Entergy officials said the arrangement could save customers money by lowering planned electric rate hikes to cover the costs of damage from Katrina and Rita. Entergy Louisiana has 650,000 customers, and Entergy Gulf States-Louisiana has 355,000 customers around the state.
Michael Twomey, Entergy’s vice president in charge of Louisiana regulatory affairs, said ratepayers would pay less if the bond financing deal is approved.
However the borrowing is done, Entergy Louisiana and Entergy Gulf States-Louisiana have received permission from state utility regulators to pass along the costs to their customers.
If the borrowing is done through the specially created corporation and the IRS deems the surcharges paid by customers to cover the debt payment as tax-exempt, that would lessen the costs passed along to customers, Twomey said. The company has guaranteed at least $40 million less in surcharges for customers whether the IRS ruling is favorable or not, he said.
“The worst thing that can happen to the customers is that they save $40 million,” Twomey said.
But he acknowledged the IRS didn’t agree that a similar financing arrangement in another state was tax-exempt and Entergy would have to fight the tax collection agency in the auditing process to gain any tax exemptions.
“We won’t know the taxable status of this for probably several years,” Twomey said.
Treasurer John Kennedy, chairman of the Bond Commission, questioned whether the state would be held liable by the IRS if Entergy is deemed to owe back taxes on the financing arrangement — and what the implications could be for the state in such a situation.
“They can collect money from the state of Louisiana more easily than they can from Entergy,” Kennedy said, noting the federal government could withhold aid to the state.
Twomey said the state wouldn’t be on the hook for any tax payments, but Kennedy said that should be clear in writing.
Lt. Gov. Mitch Landrieu, a member of the Bond Commission, said he didn’t want ratepayers to lose out on potential savings and pushed Kennedy to hold a special meeting on the matter within weeks.
“At some point, unless there’s new information, we have to make a decision,” Landrieu said.

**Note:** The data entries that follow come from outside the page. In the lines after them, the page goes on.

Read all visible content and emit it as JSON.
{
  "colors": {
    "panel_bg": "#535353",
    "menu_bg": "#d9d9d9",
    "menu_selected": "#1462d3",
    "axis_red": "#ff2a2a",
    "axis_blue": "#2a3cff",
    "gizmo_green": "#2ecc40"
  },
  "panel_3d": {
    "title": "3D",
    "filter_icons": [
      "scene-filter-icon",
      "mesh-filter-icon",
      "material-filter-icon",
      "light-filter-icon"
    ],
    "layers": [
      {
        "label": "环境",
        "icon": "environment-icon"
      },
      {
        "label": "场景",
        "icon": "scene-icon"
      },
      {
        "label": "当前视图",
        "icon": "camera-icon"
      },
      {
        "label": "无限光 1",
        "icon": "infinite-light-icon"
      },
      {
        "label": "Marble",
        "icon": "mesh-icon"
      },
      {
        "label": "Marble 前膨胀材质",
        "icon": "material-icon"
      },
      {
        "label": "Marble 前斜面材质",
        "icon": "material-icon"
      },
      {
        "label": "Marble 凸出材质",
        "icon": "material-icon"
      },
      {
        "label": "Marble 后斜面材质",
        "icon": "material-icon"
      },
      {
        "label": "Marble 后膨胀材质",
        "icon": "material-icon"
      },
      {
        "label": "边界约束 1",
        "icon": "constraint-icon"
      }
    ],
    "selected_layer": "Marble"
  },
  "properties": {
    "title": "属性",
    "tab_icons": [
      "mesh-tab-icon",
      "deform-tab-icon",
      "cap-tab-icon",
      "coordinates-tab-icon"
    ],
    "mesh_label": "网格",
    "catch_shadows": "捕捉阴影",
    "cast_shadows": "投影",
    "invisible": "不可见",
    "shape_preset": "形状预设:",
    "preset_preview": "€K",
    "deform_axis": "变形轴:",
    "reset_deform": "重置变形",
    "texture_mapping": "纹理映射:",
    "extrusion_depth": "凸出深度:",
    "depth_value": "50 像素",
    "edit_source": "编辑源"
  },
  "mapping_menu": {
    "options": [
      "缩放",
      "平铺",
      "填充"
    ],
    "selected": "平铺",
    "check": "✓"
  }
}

Since 2006, the two utilities have been charging customers an interim rate increase that is covering part of the costs of the storm damage.
Was this article valuable?
Here are more articles you may enjoy.